Clothe yourselves with humility toward one another, because “God opposes the proud but gives grace to the humble.” 1 Peter 5:5 (NIV) Evangelical Christians need to listen to the criticisms of those who do not like us, and one of these criticisms is that we are arrogant. That is a...
“How much more, when wicked men have killed a righteous man in his own house on his bed, shall I not now require his blood at your hand and destroy you from the earth?” 2 Samuel 4:11
Previously, we saw that David failed to bring justice when a brutal murder was committed, but here we see his commitment to establish a kingdom where righteousness reigns.

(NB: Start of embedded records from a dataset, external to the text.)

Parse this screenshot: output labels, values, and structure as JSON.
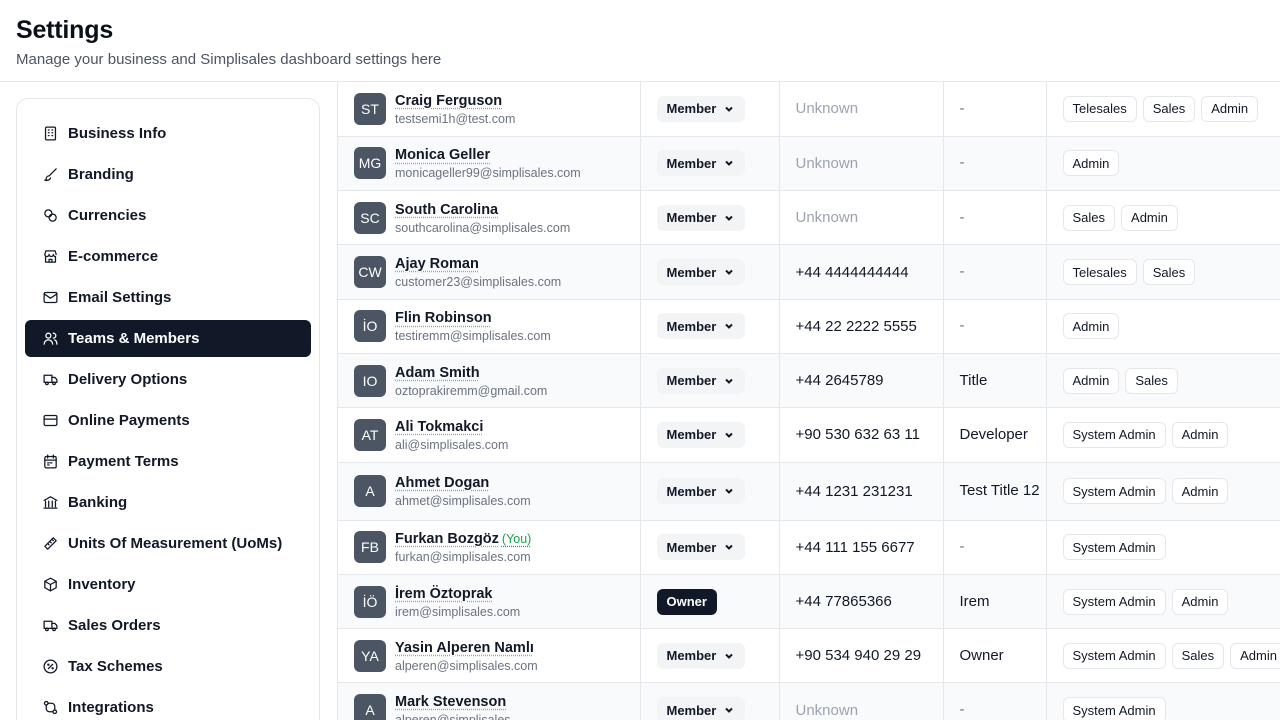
{
  "header": {
    "title": "Settings",
    "subtitle": "Manage your business and Simplisales dashboard settings here"
  },
  "sidebar": {
    "items": [
      {
        "label": "Business Info",
        "icon": "building-icon"
      },
      {
        "label": "Branding",
        "icon": "brush-icon"
      },
      {
        "label": "Currencies",
        "icon": "coins-icon"
      },
      {
        "label": "E-commerce",
        "icon": "store-icon"
      },
      {
        "label": "Email Settings",
        "icon": "mail-icon"
      },
      {
        "label": "Teams & Members",
        "icon": "users-icon",
        "active": true
      },
      {
        "label": "Delivery Options",
        "icon": "truck-icon"
      },
      {
        "label": "Online Payments",
        "icon": "credit-card-icon"
      },
      {
        "label": "Payment Terms",
        "icon": "calendar-icon"
      },
      {
        "label": "Banking",
        "icon": "bank-icon"
      },
      {
        "label": "Units Of Measurement (UoMs)",
        "icon": "ruler-icon"
      },
      {
        "label": "Inventory",
        "icon": "package-icon"
      },
      {
        "label": "Sales Orders",
        "icon": "truck-icon"
      },
      {
        "label": "Tax Schemes",
        "icon": "percent-icon"
      },
      {
        "label": "Integrations",
        "icon": "integrations-icon"
      }
    ]
  },
  "members": [
    {
      "initials": "ST",
      "name": "Craig Ferguson",
      "email": "testsemi1h@test.com",
      "role": "Member",
      "phone": "Unknown",
      "title": "-",
      "groups": [
        "Telesales",
        "Sales",
        "Admin"
      ]
    },
    {
      "initials": "MG",
      "name": "Monica Geller",
      "email": "monicageller99@simplisales.com",
      "role": "Member",
      "phone": "Unknown",
      "title": "-",
      "groups": [
        "Admin"
      ]
    },
    {
      "initials": "SC",
      "name": "South Carolina",
      "email": "southcarolina@simplisales.com",
      "role": "Member",
      "phone": "Unknown",
      "title": "-",
      "groups": [
        "Sales",
        "Admin"
      ]
    },
    {
      "initials": "CW",
      "name": "Ajay Roman",
      "email": "customer23@simplisales.com",
      "role": "Member",
      "phone": "+44 4444444444",
      "title": "-",
      "groups": [
        "Telesales",
        "Sales"
      ]
    },
    {
      "initials": "İO",
      "name": "Flin Robinson",
      "email": "testiremm@simplisales.com",
      "role": "Member",
      "phone": "+44 22 2222 5555",
      "title": "-",
      "groups": [
        "Admin"
      ]
    },
    {
      "initials": "IO",
      "name": "Adam Smith",
      "email": "oztoprakiremm@gmail.com",
      "role": "Member",
      "phone": "+44 2645789",
      "title": "Title",
      "groups": [
        "Admin",
        "Sales"
      ]
    },
    {
      "initials": "AT",
      "name": "Ali Tokmakci",
      "email": "ali@simplisales.com",
      "role": "Member",
      "phone": "+90 530 632 63 11",
      "title": "Developer",
      "groups": [
        "System Admin",
        "Admin"
      ]
    },
    {
      "initials": "A",
      "name": "Ahmet Dogan",
      "email": "ahmet@simplisales.com",
      "role": "Member",
      "phone": "+44 1231 231231",
      "title": "Test Title 12",
      "groups": [
        "System Admin",
        "Admin"
      ]
    },
    {
      "initials": "FB",
      "name": "Furkan Bozgöz",
      "you_label": "(You)",
      "email": "furkan@simplisales.com",
      "role": "Member",
      "phone": "+44 111 155 6677",
      "title": "-",
      "groups": [
        "System Admin"
      ]
    },
    {
      "initials": "İÖ",
      "name": "İrem Öztoprak",
      "email": "irem@simplisales.com",
      "role": "Owner",
      "phone": "+44 77865366",
      "title": "Irem",
      "groups": [
        "System Admin",
        "Admin"
      ]
    },
    {
      "initials": "YA",
      "name": "Yasin Alperen Namlı",
      "email": "alperen@simplisales.com",
      "role": "Member",
      "phone": "+90 534 940 29 29",
      "title": "Owner",
      "groups": [
        "System Admin",
        "Sales",
        "Admin"
      ]
    },
    {
      "initials": "A",
      "name": "Mark Stevenson",
      "email": "alperen@simplisales",
      "role": "Member",
      "phone": "Unknown",
      "title": "-",
      "groups": [
        "System Admin"
      ]
    }
  ]
}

Remember that David was the king. The Scriptures tell us that the sword—that is, the administration of justice—is committed by God to the governing authorities (Rom. 13:1-4). David speaks and acts here as the one to whom God had entrusted the administering of justice. He deals with Baanah and Rechab in a way that shows publicly his utter contempt for what they have done. Acts of violence have no place whatsoever in this kingdom.
Don’t miss this: God hates murder. Taking a life that was given by God shows utter contempt for God himself. And God has appointed a day when he will judge every act of violence.
God’s anointed king is the king of grace, and he is also the king of righteousness who will deal with the wicked in perfect justice. But as soon as you see that God’s anointed king is the king of justice, you feel your need of the king of grace.
Christ’s kingdom will not come through human schemes or human force. Christ will establish his kingdom as his people reach out with grace. Christ’s kingdom advances as the Holy Spirit inclines the hearts of men and women to freely and gladly embrace his rule. That happens when people hear the message of grace. And this message of grace has been entrusted to us.
Do you find yourself thinking of Jesus as either the king of righteousness or the the king of grace, to the exclusion of the other? Do you see why it is so important to keep these together?